“There was a preliminary study which had used two of the phytochemicals isolated from Sapota fruit on cancer cell lines.

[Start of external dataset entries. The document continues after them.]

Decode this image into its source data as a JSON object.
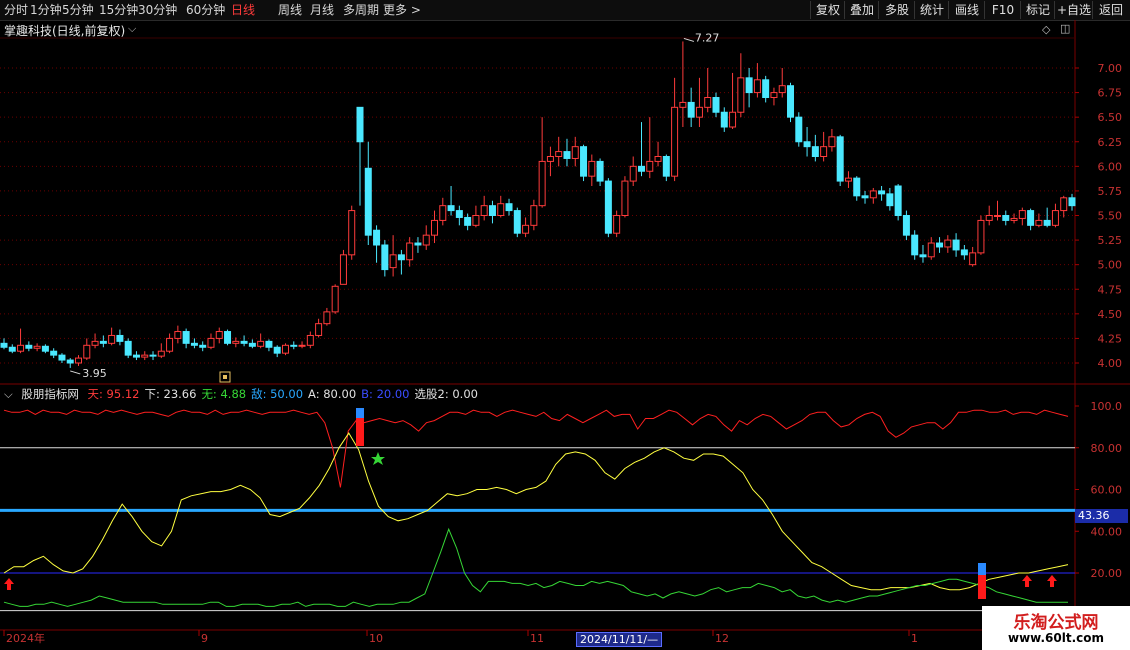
{
  "toolbar": {
    "periods": [
      "分时",
      "1分钟",
      "5分钟",
      "15分钟",
      "30分钟",
      "60分钟",
      "日线",
      "周线",
      "月线",
      "多周期",
      "更多"
    ],
    "active_period": "日线",
    "more_arrow": ">",
    "right_buttons": [
      "复权",
      "叠加",
      "多股",
      "统计",
      "画线",
      "F10",
      "标记",
      "+自选",
      "返回"
    ]
  },
  "stock": {
    "title": "掌趣科技(日线,前复权)",
    "high_label": "7.27",
    "low_label": "3.95"
  },
  "price_axis": [
    "7.00",
    "6.75",
    "6.50",
    "6.25",
    "6.00",
    "5.75",
    "5.50",
    "5.25",
    "5.00",
    "4.75",
    "4.50",
    "4.25",
    "4.00"
  ],
  "indicator": {
    "name": "股朋指标网",
    "legend": [
      {
        "label": "天:",
        "value": "95.12",
        "color": "#ff3b3b"
      },
      {
        "label": "下:",
        "value": "23.66",
        "color": "#e0e0e0"
      },
      {
        "label": "无:",
        "value": "4.88",
        "color": "#36d636"
      },
      {
        "label": "敌:",
        "value": "50.00",
        "color": "#29a8ff"
      },
      {
        "label": "A:",
        "value": "80.00",
        "color": "#e0e0e0"
      },
      {
        "label": "B:",
        "value": "20.00",
        "color": "#3a4cff"
      },
      {
        "label": "选股2:",
        "value": "0.00",
        "color": "#e0e0e0"
      }
    ],
    "axis": [
      "100.0",
      "80.00",
      "60.00",
      "40.00",
      "20.00"
    ],
    "current_value": "43.36"
  },
  "date_axis": {
    "labels": [
      "2024年",
      "9",
      "10",
      "11",
      "12",
      "1"
    ],
    "cursor_date": "2024/11/11/—"
  },
  "watermark": {
    "line1": "乐淘公式网",
    "line2": "www.60lt.com"
  },
  "colors": {
    "up": "#ff3b3b",
    "down": "#4be8ff",
    "grid": "#6a0000",
    "yellow": "#ffff40",
    "green": "#36d636",
    "red": "#ff2020",
    "blue_thick": "#29a8ff",
    "blue_thin": "#2a2aff"
  },
  "chart_data": {
    "type": "candlestick",
    "candles": [
      {
        "o": 4.2,
        "c": 4.16,
        "h": 4.25,
        "l": 4.14
      },
      {
        "o": 4.16,
        "c": 4.12,
        "h": 4.19,
        "l": 4.1
      },
      {
        "o": 4.12,
        "c": 4.18,
        "h": 4.35,
        "l": 4.1
      },
      {
        "o": 4.18,
        "c": 4.15,
        "h": 4.22,
        "l": 4.12
      },
      {
        "o": 4.15,
        "c": 4.17,
        "h": 4.2,
        "l": 4.12
      },
      {
        "o": 4.17,
        "c": 4.12,
        "h": 4.19,
        "l": 4.1
      },
      {
        "o": 4.12,
        "c": 4.08,
        "h": 4.15,
        "l": 4.05
      },
      {
        "o": 4.08,
        "c": 4.03,
        "h": 4.1,
        "l": 4.0
      },
      {
        "o": 4.03,
        "c": 4.0,
        "h": 4.05,
        "l": 3.95
      },
      {
        "o": 4.0,
        "c": 4.05,
        "h": 4.08,
        "l": 3.97
      },
      {
        "o": 4.05,
        "c": 4.18,
        "h": 4.25,
        "l": 4.03
      },
      {
        "o": 4.18,
        "c": 4.22,
        "h": 4.3,
        "l": 4.15
      },
      {
        "o": 4.22,
        "c": 4.2,
        "h": 4.28,
        "l": 4.16
      },
      {
        "o": 4.2,
        "c": 4.28,
        "h": 4.36,
        "l": 4.18
      },
      {
        "o": 4.28,
        "c": 4.22,
        "h": 4.34,
        "l": 4.18
      },
      {
        "o": 4.22,
        "c": 4.08,
        "h": 4.25,
        "l": 4.05
      },
      {
        "o": 4.08,
        "c": 4.06,
        "h": 4.12,
        "l": 4.03
      },
      {
        "o": 4.06,
        "c": 4.08,
        "h": 4.12,
        "l": 4.03
      },
      {
        "o": 4.08,
        "c": 4.07,
        "h": 4.12,
        "l": 4.03
      },
      {
        "o": 4.07,
        "c": 4.12,
        "h": 4.2,
        "l": 4.05
      },
      {
        "o": 4.12,
        "c": 4.25,
        "h": 4.3,
        "l": 4.1
      },
      {
        "o": 4.25,
        "c": 4.32,
        "h": 4.38,
        "l": 4.2
      },
      {
        "o": 4.32,
        "c": 4.2,
        "h": 4.35,
        "l": 4.15
      },
      {
        "o": 4.2,
        "c": 4.18,
        "h": 4.25,
        "l": 4.15
      },
      {
        "o": 4.18,
        "c": 4.16,
        "h": 4.22,
        "l": 4.12
      },
      {
        "o": 4.16,
        "c": 4.25,
        "h": 4.3,
        "l": 4.14
      },
      {
        "o": 4.25,
        "c": 4.32,
        "h": 4.36,
        "l": 4.2
      },
      {
        "o": 4.32,
        "c": 4.2,
        "h": 4.34,
        "l": 4.18
      },
      {
        "o": 4.2,
        "c": 4.22,
        "h": 4.26,
        "l": 4.16
      },
      {
        "o": 4.22,
        "c": 4.2,
        "h": 4.28,
        "l": 4.17
      },
      {
        "o": 4.2,
        "c": 4.17,
        "h": 4.24,
        "l": 4.15
      },
      {
        "o": 4.17,
        "c": 4.22,
        "h": 4.3,
        "l": 4.15
      },
      {
        "o": 4.22,
        "c": 4.16,
        "h": 4.24,
        "l": 4.12
      },
      {
        "o": 4.16,
        "c": 4.1,
        "h": 4.18,
        "l": 4.06
      },
      {
        "o": 4.1,
        "c": 4.18,
        "h": 4.2,
        "l": 4.08
      },
      {
        "o": 4.18,
        "c": 4.17,
        "h": 4.22,
        "l": 4.14
      },
      {
        "o": 4.17,
        "c": 4.18,
        "h": 4.22,
        "l": 4.15
      },
      {
        "o": 4.18,
        "c": 4.28,
        "h": 4.32,
        "l": 4.15
      },
      {
        "o": 4.28,
        "c": 4.4,
        "h": 4.45,
        "l": 4.26
      },
      {
        "o": 4.4,
        "c": 4.52,
        "h": 4.56,
        "l": 4.38
      },
      {
        "o": 4.52,
        "c": 4.78,
        "h": 4.8,
        "l": 4.5
      },
      {
        "o": 4.8,
        "c": 5.1,
        "h": 5.15,
        "l": 4.88
      },
      {
        "o": 5.1,
        "c": 5.55,
        "h": 5.6,
        "l": 5.05
      },
      {
        "o": 6.6,
        "c": 6.25,
        "h": 6.6,
        "l": 5.6
      },
      {
        "o": 5.98,
        "c": 5.3,
        "h": 6.25,
        "l": 5.2
      },
      {
        "o": 5.35,
        "c": 5.2,
        "h": 5.4,
        "l": 5.02
      },
      {
        "o": 5.2,
        "c": 4.95,
        "h": 5.25,
        "l": 4.88
      },
      {
        "o": 4.97,
        "c": 5.1,
        "h": 5.3,
        "l": 4.88
      },
      {
        "o": 5.1,
        "c": 5.05,
        "h": 5.15,
        "l": 4.9
      },
      {
        "o": 5.05,
        "c": 5.22,
        "h": 5.28,
        "l": 4.98
      },
      {
        "o": 5.22,
        "c": 5.2,
        "h": 5.28,
        "l": 5.12
      },
      {
        "o": 5.2,
        "c": 5.3,
        "h": 5.4,
        "l": 5.15
      },
      {
        "o": 5.3,
        "c": 5.45,
        "h": 5.55,
        "l": 5.22
      },
      {
        "o": 5.45,
        "c": 5.6,
        "h": 5.68,
        "l": 5.4
      },
      {
        "o": 5.6,
        "c": 5.55,
        "h": 5.8,
        "l": 5.5
      },
      {
        "o": 5.55,
        "c": 5.48,
        "h": 5.6,
        "l": 5.4
      },
      {
        "o": 5.48,
        "c": 5.4,
        "h": 5.52,
        "l": 5.35
      },
      {
        "o": 5.4,
        "c": 5.5,
        "h": 5.6,
        "l": 5.38
      },
      {
        "o": 5.5,
        "c": 5.6,
        "h": 5.7,
        "l": 5.45
      },
      {
        "o": 5.6,
        "c": 5.5,
        "h": 5.65,
        "l": 5.42
      },
      {
        "o": 5.5,
        "c": 5.62,
        "h": 5.7,
        "l": 5.48
      },
      {
        "o": 5.62,
        "c": 5.55,
        "h": 5.67,
        "l": 5.5
      },
      {
        "o": 5.55,
        "c": 5.32,
        "h": 5.58,
        "l": 5.28
      },
      {
        "o": 5.32,
        "c": 5.4,
        "h": 5.48,
        "l": 5.28
      },
      {
        "o": 5.4,
        "c": 5.6,
        "h": 5.66,
        "l": 5.35
      },
      {
        "o": 5.6,
        "c": 6.05,
        "h": 6.5,
        "l": 5.58
      },
      {
        "o": 6.05,
        "c": 6.1,
        "h": 6.2,
        "l": 5.9
      },
      {
        "o": 6.1,
        "c": 6.15,
        "h": 6.3,
        "l": 6.0
      },
      {
        "o": 6.15,
        "c": 6.08,
        "h": 6.28,
        "l": 6.0
      },
      {
        "o": 6.08,
        "c": 6.2,
        "h": 6.3,
        "l": 6.0
      },
      {
        "o": 6.2,
        "c": 5.9,
        "h": 6.22,
        "l": 5.85
      },
      {
        "o": 5.9,
        "c": 6.05,
        "h": 6.12,
        "l": 5.8
      },
      {
        "o": 6.05,
        "c": 5.85,
        "h": 6.08,
        "l": 5.8
      },
      {
        "o": 5.85,
        "c": 5.32,
        "h": 5.88,
        "l": 5.28
      },
      {
        "o": 5.32,
        "c": 5.5,
        "h": 5.55,
        "l": 5.28
      },
      {
        "o": 5.5,
        "c": 5.85,
        "h": 5.9,
        "l": 5.48
      },
      {
        "o": 5.85,
        "c": 6.0,
        "h": 6.1,
        "l": 5.8
      },
      {
        "o": 6.0,
        "c": 5.95,
        "h": 6.45,
        "l": 5.9
      },
      {
        "o": 5.95,
        "c": 6.05,
        "h": 6.5,
        "l": 5.88
      },
      {
        "o": 6.05,
        "c": 6.1,
        "h": 6.25,
        "l": 6.0
      },
      {
        "o": 6.1,
        "c": 5.9,
        "h": 6.12,
        "l": 5.85
      },
      {
        "o": 5.9,
        "c": 6.6,
        "h": 6.9,
        "l": 5.85
      },
      {
        "o": 6.6,
        "c": 6.65,
        "h": 7.27,
        "l": 6.4
      },
      {
        "o": 6.65,
        "c": 6.5,
        "h": 6.8,
        "l": 6.4
      },
      {
        "o": 6.5,
        "c": 6.6,
        "h": 6.9,
        "l": 6.4
      },
      {
        "o": 6.6,
        "c": 6.7,
        "h": 7.0,
        "l": 6.55
      },
      {
        "o": 6.7,
        "c": 6.55,
        "h": 6.75,
        "l": 6.5
      },
      {
        "o": 6.55,
        "c": 6.4,
        "h": 6.6,
        "l": 6.35
      },
      {
        "o": 6.4,
        "c": 6.55,
        "h": 6.95,
        "l": 6.38
      },
      {
        "o": 6.55,
        "c": 6.9,
        "h": 7.15,
        "l": 6.5
      },
      {
        "o": 6.9,
        "c": 6.75,
        "h": 7.0,
        "l": 6.6
      },
      {
        "o": 6.75,
        "c": 6.88,
        "h": 7.05,
        "l": 6.7
      },
      {
        "o": 6.88,
        "c": 6.7,
        "h": 6.92,
        "l": 6.65
      },
      {
        "o": 6.7,
        "c": 6.75,
        "h": 6.8,
        "l": 6.62
      },
      {
        "o": 6.75,
        "c": 6.82,
        "h": 7.0,
        "l": 6.7
      },
      {
        "o": 6.82,
        "c": 6.5,
        "h": 6.85,
        "l": 6.45
      },
      {
        "o": 6.5,
        "c": 6.25,
        "h": 6.55,
        "l": 6.2
      },
      {
        "o": 6.25,
        "c": 6.2,
        "h": 6.4,
        "l": 6.1
      },
      {
        "o": 6.2,
        "c": 6.1,
        "h": 6.32,
        "l": 6.05
      },
      {
        "o": 6.1,
        "c": 6.2,
        "h": 6.35,
        "l": 6.05
      },
      {
        "o": 6.2,
        "c": 6.3,
        "h": 6.38,
        "l": 6.15
      },
      {
        "o": 6.3,
        "c": 5.85,
        "h": 6.32,
        "l": 5.8
      },
      {
        "o": 5.85,
        "c": 5.88,
        "h": 5.95,
        "l": 5.78
      },
      {
        "o": 5.88,
        "c": 5.7,
        "h": 5.9,
        "l": 5.65
      },
      {
        "o": 5.7,
        "c": 5.68,
        "h": 5.75,
        "l": 5.62
      },
      {
        "o": 5.68,
        "c": 5.75,
        "h": 5.78,
        "l": 5.62
      },
      {
        "o": 5.75,
        "c": 5.72,
        "h": 5.8,
        "l": 5.65
      },
      {
        "o": 5.72,
        "c": 5.6,
        "h": 5.78,
        "l": 5.55
      },
      {
        "o": 5.8,
        "c": 5.5,
        "h": 5.82,
        "l": 5.45
      },
      {
        "o": 5.5,
        "c": 5.3,
        "h": 5.55,
        "l": 5.25
      },
      {
        "o": 5.3,
        "c": 5.1,
        "h": 5.35,
        "l": 5.05
      },
      {
        "o": 5.1,
        "c": 5.08,
        "h": 5.2,
        "l": 5.02
      },
      {
        "o": 5.08,
        "c": 5.22,
        "h": 5.28,
        "l": 5.05
      },
      {
        "o": 5.22,
        "c": 5.18,
        "h": 5.28,
        "l": 5.12
      },
      {
        "o": 5.18,
        "c": 5.25,
        "h": 5.3,
        "l": 5.12
      },
      {
        "o": 5.25,
        "c": 5.15,
        "h": 5.32,
        "l": 5.08
      },
      {
        "o": 5.15,
        "c": 5.1,
        "h": 5.2,
        "l": 5.05
      },
      {
        "o": 5.0,
        "c": 5.12,
        "h": 5.18,
        "l": 4.98
      },
      {
        "o": 5.12,
        "c": 5.45,
        "h": 5.5,
        "l": 5.1
      },
      {
        "o": 5.45,
        "c": 5.5,
        "h": 5.6,
        "l": 5.4
      },
      {
        "o": 5.5,
        "c": 5.5,
        "h": 5.65,
        "l": 5.45
      },
      {
        "o": 5.5,
        "c": 5.45,
        "h": 5.55,
        "l": 5.4
      },
      {
        "o": 5.45,
        "c": 5.47,
        "h": 5.52,
        "l": 5.42
      },
      {
        "o": 5.47,
        "c": 5.55,
        "h": 5.58,
        "l": 5.4
      },
      {
        "o": 5.55,
        "c": 5.4,
        "h": 5.57,
        "l": 5.35
      },
      {
        "o": 5.4,
        "c": 5.45,
        "h": 5.52,
        "l": 5.38
      },
      {
        "o": 5.45,
        "c": 5.4,
        "h": 5.58,
        "l": 5.38
      },
      {
        "o": 5.4,
        "c": 5.55,
        "h": 5.62,
        "l": 5.38
      },
      {
        "o": 5.55,
        "c": 5.68,
        "h": 5.7,
        "l": 5.48
      },
      {
        "o": 5.68,
        "c": 5.6,
        "h": 5.72,
        "l": 5.55
      }
    ],
    "series": [
      {
        "name": "天",
        "values": [
          98,
          97,
          97,
          98,
          96,
          98,
          97,
          97,
          96,
          98,
          97,
          97,
          96,
          98,
          97,
          98,
          97,
          96,
          97,
          97,
          96,
          95,
          97,
          98,
          97,
          97,
          96,
          98,
          96,
          97,
          97,
          98,
          97,
          96,
          97,
          97,
          97,
          98,
          97,
          96,
          97,
          92,
          80,
          61,
          88,
          93,
          92,
          93,
          94,
          93,
          92,
          93,
          91,
          88,
          92,
          93,
          95,
          97,
          97,
          96,
          98,
          97,
          97,
          95,
          97,
          98,
          97,
          96,
          95,
          97,
          94,
          93,
          96,
          94,
          92,
          94,
          96,
          98,
          95,
          96,
          96,
          89,
          94,
          94,
          96,
          98,
          97,
          94,
          91,
          94,
          96,
          95,
          91,
          88,
          93,
          91,
          94,
          96,
          95,
          92,
          89,
          91,
          93,
          96,
          97,
          97,
          93,
          90,
          91,
          94,
          96,
          97,
          95,
          88,
          85,
          87,
          90,
          91,
          92,
          92,
          89,
          92,
          97,
          97,
          98,
          98,
          97,
          97,
          98,
          96,
          97,
          97,
          96,
          98,
          97,
          96,
          95
        ]
      },
      {
        "name": "下",
        "values": [
          20,
          23,
          23,
          26,
          28,
          24,
          21,
          20,
          22,
          28,
          36,
          45,
          53,
          47,
          40,
          35,
          33,
          40,
          55,
          57,
          58,
          59,
          59,
          60,
          62,
          60,
          56,
          48,
          47,
          49,
          51,
          56,
          62,
          70,
          80,
          87,
          79,
          64,
          52,
          47,
          45,
          46,
          48,
          50,
          54,
          58,
          57,
          58,
          60,
          60,
          61,
          60,
          58,
          60,
          61,
          64,
          72,
          77,
          78,
          77,
          74,
          68,
          65,
          70,
          73,
          75,
          78,
          80,
          78,
          75,
          74,
          77,
          77,
          76,
          72,
          68,
          60,
          55,
          48,
          40,
          35,
          30,
          25,
          23,
          20,
          17,
          14,
          13,
          12,
          12,
          13,
          13,
          13,
          14,
          15,
          13,
          12,
          12,
          13,
          15,
          17,
          18,
          19,
          20,
          20,
          21,
          22,
          23,
          24
        ]
      },
      {
        "name": "无",
        "values": [
          6,
          5,
          4,
          4,
          5,
          5,
          6,
          5,
          4,
          5,
          6,
          7,
          9,
          8,
          7,
          6,
          6,
          6,
          6,
          6,
          5,
          5,
          5,
          5,
          5,
          5,
          6,
          6,
          4,
          4,
          5,
          5,
          5,
          4,
          4,
          5,
          5,
          6,
          4,
          5,
          5,
          5,
          4,
          4,
          6,
          5,
          4,
          5,
          5,
          5,
          6,
          6,
          8,
          10,
          20,
          30,
          41,
          32,
          20,
          14,
          11,
          16,
          16,
          16,
          15,
          15,
          14,
          15,
          13,
          14,
          16,
          15,
          14,
          14,
          16,
          15,
          16,
          15,
          14,
          11,
          10,
          9,
          10,
          8,
          10,
          11,
          10,
          9,
          10,
          12,
          13,
          11,
          12,
          13,
          13,
          15,
          14,
          13,
          11,
          12,
          9,
          8,
          9,
          7,
          6,
          7,
          6,
          7,
          8,
          9,
          9,
          10,
          11,
          12,
          13,
          14,
          14,
          15,
          16,
          17,
          17,
          16,
          15,
          14,
          13,
          11,
          10,
          9,
          8,
          7,
          6,
          6,
          6,
          6,
          6
        ]
      }
    ]
  }
}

Ours is the first study using whole fruit methanolic extracts which explores anti-cancer properties of the same on different cancer cell lines and on animal models.
“Our results indicate that inclusion of Sapota fruit in our daily diet may protect from genesis and progression of cancer.”
For more information: Nature.com Scientific Reports, 4, Article number:6147doi:10.1038 /srep06147,
Sapodilla Plum ( Achras sapota) Induces Apoptosis in Cancer Cell Lines and Inhibits Tumor Progression in Mice 5. Chokeberry extract ‘boosts pancreas cancer chemo’
6. Adjuvant chemotherapy extended OS, DFS in luminal B breast cancer
Adjuvant chemotherapy significantly prolonged OS and DFS in patients with luminal B breast cancer regardless of HER-2 and PR status.
However, patients with HER-2–positive disease who were aged 60 years or older experienced shorter DFS.
For more information: American Society of Oncology 2014 Breast Cancer Symposium, Abstract 156,
The role of adjuvant chemotherapy in luminal B breast cancer
7. No benefit to endocrine therapy in elderly women with low risk hormone receptor positive breast cancer
Treatment with endocrine therapy and radiation therapy as part of breast conservation is the current standard of care for women with hormone-receptor positive (HR+) invasive breast cancer.
Results from recent phase III clinical trials have suggested that elderly women with low risk, early stage HR+ breast cancer can attain acceptable outcomes when treated with endocrine therapy alone, without radiation.
However, outcomes resulting from treating with radiation alone, without endocrine therapy, had not been similarly tested.
Ten years post-treatment, patients treated with radiation alone had an estimated disease-free progression rate of 92%.
That estimate compared favorably to the 91% of patients treated with radiation and endocrine therapy who adhered to their endocrine therapy regiment.
However, the disease-free progression rate among patients who did not adhere to endocrine therapy was considerably lower, 72%.
For more information: http://www.fccc.edu/information/news/press-releases/2014/2014-09-16-ASTRO-endocrine-therapy-benefit.html